We know it’s not the right path, and yet for some they pursue it. Tim Keller writes about the implications of this when he says, “Sheep will sometimes stop and drink from the polluted potholes along the trail, contaminated with the manure and urine from previous flocks. It satisfies the initial thirst, but eventually it riddles them with parasites and disease”.

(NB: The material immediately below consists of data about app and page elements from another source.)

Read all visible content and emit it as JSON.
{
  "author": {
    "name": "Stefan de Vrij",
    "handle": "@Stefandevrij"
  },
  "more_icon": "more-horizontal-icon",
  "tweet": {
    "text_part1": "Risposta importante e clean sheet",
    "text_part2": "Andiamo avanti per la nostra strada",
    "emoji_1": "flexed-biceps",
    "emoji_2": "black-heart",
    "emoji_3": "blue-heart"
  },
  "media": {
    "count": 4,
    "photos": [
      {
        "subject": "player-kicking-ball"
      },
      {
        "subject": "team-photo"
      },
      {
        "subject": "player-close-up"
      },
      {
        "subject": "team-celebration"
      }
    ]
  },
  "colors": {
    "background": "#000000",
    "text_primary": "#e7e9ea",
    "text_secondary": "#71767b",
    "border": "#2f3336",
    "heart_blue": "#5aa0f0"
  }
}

It’s so true. And we can come up with all kinds of excuses for heading down a particular path in our lives, we call it exploring don’t we, but the bottom line is that we are all weak. I am weak, you are weak, none of us can escape this because we are sheep in need of a shepherd, and Jesus knows ultimately that the Thief isn’t interested in anything within the pen other than to kill. If we would only realise how Jesus wants to protect us from the thief. For some of you today I know that you have wandered off, some of you are watching this this morning but we haven’t seen you regularly at our Sunday worship. And there’s lots of excuses that you might have. Just remember that the doors are always open for you because that’s what Jesus is saying to you through this parable. He’s teaching all of us about the safety that can be found in his presence. And I can assure you that at the end of this Coronavirus, when it is safe for everyone to be out again, we are going to hold the most incredible party in church to welcome the family back, to welcome the prodigals home, whether you’re always here or whether you’ve not been around for a long time. Jesus welcomes you, we welcome you.
In these specific days where I believe the thief is out to destroy yours and your family’s, especially your children’s lives with the distraction of lying around, the TV box sets, the gaming, the late nights, the social media, the lack of structure, not knowing whether it’s a Sunday or what day it is, let’s recognise that Jesus desires for us to come through this with a life brimming over in our sense of his love and protection for his children, that in our homes we are opening the door only to the things that are within God’s will, that in this time you hear his voice in prayer and silence, that you study his words – so make a point of joining our weekly bible studies, and delight in the knowledge and stay within his will for your life. Outside are left those things that previously bound you to the world, that dragged you down, that had you fearful and controlled, those things that are outside the freedom that comes through being in God’s will. Jesus has made a way for us to enter into a life free of these things and now’s a time to rediscover them. He wants you to see life in all of it’s fullness that is his Kingdom, so stay in that pen, and do all you can to keep seeing the Shepherd.